“I had an opportunity to observe this program last year at Foothill Farms Middle School. The speaker had the student body in silence as he presented the consequences bullying had on its victims,” Flowers said. “We need to continue to remind our young adults of the dangers that go along with making rude and inappropriate comments or posting something negative on a website. There is no eraser attached to a computer, so once it is sent, there is no turning back.”

Granite Oaks Middle School Principal Jay Holmes added, “The program will be empowering every middle school student in Rocklin to challenge themselves and others to lead a kind and compassionate life. We are confident this event will help us with our fight on bullying in our schools.”

While the assemblies set the stage for making students aware, parents are also being encouraged to get involved.

“Parents will be encouraged to learn how they can help their students live a life of compassion and caring toward others,” Holmes said. “We are hoping to forge a student, parent, school bond that will help us move forward with keeping our campuses and students safe. It does take a village to raise a child.”

It’s crucial that parents remain involved with their students, Flowers added.

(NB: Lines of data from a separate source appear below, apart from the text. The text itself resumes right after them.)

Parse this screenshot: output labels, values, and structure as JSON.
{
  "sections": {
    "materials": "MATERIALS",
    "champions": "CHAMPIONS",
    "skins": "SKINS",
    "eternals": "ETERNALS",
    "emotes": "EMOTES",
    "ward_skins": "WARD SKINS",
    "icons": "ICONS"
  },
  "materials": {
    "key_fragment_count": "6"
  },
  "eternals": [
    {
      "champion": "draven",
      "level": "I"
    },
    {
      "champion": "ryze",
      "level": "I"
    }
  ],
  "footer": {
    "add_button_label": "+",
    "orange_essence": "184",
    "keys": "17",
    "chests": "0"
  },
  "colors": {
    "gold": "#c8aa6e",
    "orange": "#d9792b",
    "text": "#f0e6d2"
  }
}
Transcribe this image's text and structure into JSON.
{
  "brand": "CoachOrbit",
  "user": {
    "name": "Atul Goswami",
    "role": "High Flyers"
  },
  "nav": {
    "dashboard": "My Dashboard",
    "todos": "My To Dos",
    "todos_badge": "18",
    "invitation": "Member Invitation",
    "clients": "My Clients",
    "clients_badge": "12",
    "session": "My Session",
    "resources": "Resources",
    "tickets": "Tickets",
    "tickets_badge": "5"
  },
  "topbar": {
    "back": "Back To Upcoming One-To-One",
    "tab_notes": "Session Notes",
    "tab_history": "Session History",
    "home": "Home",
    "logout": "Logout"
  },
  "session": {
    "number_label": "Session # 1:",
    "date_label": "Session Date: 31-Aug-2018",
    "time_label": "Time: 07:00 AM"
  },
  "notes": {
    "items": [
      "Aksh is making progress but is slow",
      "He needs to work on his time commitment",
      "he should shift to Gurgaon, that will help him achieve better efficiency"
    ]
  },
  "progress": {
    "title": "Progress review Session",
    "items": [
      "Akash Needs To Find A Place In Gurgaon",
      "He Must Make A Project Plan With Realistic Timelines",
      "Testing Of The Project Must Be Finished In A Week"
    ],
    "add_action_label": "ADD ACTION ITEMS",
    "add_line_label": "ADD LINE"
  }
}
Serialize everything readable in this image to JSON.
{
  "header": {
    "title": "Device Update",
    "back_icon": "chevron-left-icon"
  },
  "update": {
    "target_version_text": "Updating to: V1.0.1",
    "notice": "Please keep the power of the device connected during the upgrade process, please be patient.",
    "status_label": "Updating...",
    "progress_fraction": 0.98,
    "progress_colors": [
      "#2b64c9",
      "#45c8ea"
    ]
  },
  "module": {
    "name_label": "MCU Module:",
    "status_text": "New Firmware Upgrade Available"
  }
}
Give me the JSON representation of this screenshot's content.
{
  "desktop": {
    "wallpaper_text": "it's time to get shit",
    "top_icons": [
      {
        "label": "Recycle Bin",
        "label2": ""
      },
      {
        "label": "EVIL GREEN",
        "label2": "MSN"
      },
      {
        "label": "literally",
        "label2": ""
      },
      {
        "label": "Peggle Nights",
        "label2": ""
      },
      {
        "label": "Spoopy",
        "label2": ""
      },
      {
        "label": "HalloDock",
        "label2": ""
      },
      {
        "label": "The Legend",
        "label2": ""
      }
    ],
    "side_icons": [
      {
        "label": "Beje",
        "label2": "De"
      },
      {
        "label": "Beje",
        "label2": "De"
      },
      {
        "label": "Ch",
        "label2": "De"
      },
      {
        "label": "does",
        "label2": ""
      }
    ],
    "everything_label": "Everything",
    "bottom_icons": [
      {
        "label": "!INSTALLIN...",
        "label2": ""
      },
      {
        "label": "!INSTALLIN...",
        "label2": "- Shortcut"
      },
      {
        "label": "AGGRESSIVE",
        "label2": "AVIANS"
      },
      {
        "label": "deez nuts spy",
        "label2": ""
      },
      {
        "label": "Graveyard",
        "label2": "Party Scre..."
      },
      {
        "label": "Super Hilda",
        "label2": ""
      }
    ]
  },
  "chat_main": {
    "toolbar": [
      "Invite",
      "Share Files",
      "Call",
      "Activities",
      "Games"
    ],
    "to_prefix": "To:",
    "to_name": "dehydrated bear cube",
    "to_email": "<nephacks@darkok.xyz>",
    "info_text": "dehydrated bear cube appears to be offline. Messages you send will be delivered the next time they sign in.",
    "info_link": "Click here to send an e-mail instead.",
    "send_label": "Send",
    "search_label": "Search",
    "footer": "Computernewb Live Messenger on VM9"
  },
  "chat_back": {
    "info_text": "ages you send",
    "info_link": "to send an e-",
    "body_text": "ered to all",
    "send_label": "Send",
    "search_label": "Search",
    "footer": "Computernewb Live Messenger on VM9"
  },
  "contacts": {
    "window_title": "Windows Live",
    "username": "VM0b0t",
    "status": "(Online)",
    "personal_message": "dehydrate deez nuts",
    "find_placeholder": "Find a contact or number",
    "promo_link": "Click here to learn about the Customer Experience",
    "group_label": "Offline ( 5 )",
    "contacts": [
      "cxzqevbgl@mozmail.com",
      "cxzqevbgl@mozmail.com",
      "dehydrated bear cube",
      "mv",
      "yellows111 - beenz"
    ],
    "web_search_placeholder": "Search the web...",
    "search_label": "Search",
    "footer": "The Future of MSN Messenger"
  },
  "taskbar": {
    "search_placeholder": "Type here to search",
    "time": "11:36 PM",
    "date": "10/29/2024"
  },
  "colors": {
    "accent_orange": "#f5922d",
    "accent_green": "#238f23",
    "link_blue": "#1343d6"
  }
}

“Parents need to understand that their involvement in middle school is going to change,” he said. “We don’t need parents to assist in the classroom. We need parents to assist with their student being organized, assist their students with showing compassion and monitor what their student is doing online.”

Following the assemblies, Ruslin continued, each school will form a leadership program for 50 students as well as establish an after-school program to continue to address Rachel’s five challenges.

“Although our children are fortunate to attend school in such a positive environment within the Rocklin Unified School District, the anti-bullying and ‘chain reaction of kindness’ message illustrated in Rachel’s Challenge would be of great benefit to our entire community,” Rocklin Police Chief Ron Lawrence noted.

While the Rocklin Educational Excellence Foundation is the primary financial supporter, additional funding is
being provided by donations from individuals, the Granite Oaks Financial Club and Spring View Middle School.


Rachel’s Challenges
• Eliminate prejudice by looking for the best in others.
• Dare to dream. Set goals. Keep a journal
• Choose your
influences. Input determines output.
• Kind words + small acts of kindness = huge impact
• Start a chain reaction with family and friends

Rachel’s Challenge parent event
6:30-8 p.m. Tuesday
Where: Rocklin High School Theater
What: Information on national program being presented at Granite Oaks and Spring View schools